### Problem requirements
Scan the material and copy out each line where the word "JSON" occurs.

### Records for this exercise
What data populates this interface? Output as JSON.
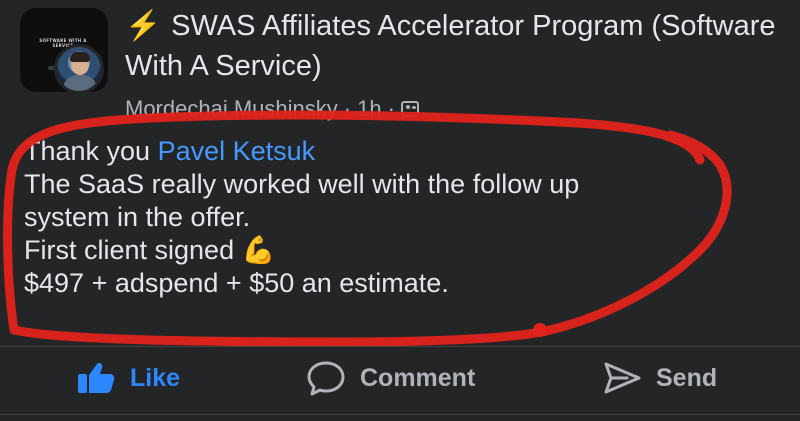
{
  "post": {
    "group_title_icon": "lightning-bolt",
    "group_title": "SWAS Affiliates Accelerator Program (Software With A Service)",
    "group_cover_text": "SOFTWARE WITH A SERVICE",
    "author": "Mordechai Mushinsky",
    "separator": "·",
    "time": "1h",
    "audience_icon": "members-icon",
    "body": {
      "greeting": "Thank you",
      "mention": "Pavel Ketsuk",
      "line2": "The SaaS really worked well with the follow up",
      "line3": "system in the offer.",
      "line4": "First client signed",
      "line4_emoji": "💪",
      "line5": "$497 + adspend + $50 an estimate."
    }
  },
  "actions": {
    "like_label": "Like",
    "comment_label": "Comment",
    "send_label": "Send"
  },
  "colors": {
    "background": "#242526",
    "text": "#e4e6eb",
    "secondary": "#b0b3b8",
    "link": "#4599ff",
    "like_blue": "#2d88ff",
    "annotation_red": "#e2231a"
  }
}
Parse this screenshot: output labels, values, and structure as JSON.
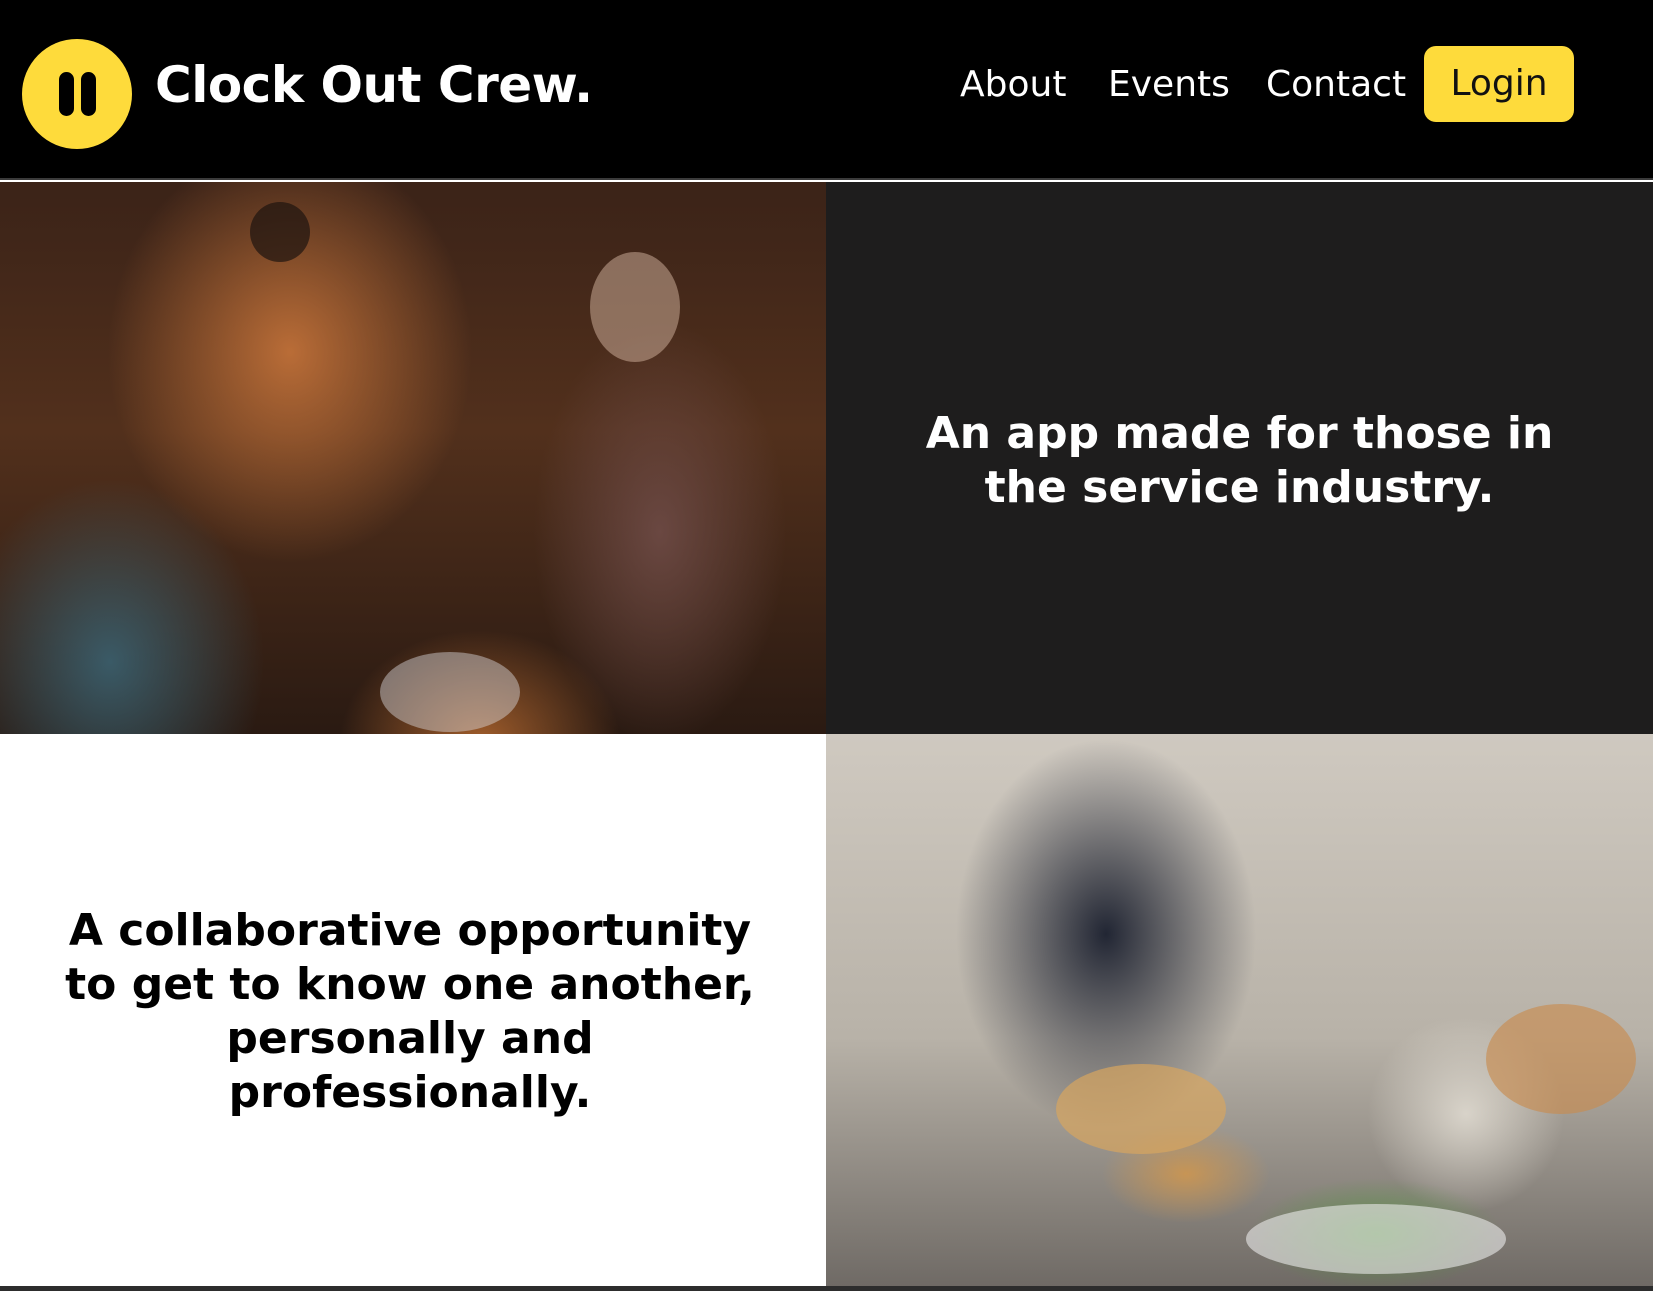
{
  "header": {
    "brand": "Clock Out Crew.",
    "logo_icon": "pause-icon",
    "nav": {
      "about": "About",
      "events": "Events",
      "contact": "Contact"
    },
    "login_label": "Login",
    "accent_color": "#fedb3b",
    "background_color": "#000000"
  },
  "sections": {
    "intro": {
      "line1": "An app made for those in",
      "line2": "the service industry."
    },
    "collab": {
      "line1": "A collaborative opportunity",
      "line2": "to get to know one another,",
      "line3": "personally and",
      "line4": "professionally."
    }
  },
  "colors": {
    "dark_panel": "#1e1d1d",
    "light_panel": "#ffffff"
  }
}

### Task output
What data populates this interface? Output as JSON.
Parse this screenshot: output labels, values, and structure as JSON.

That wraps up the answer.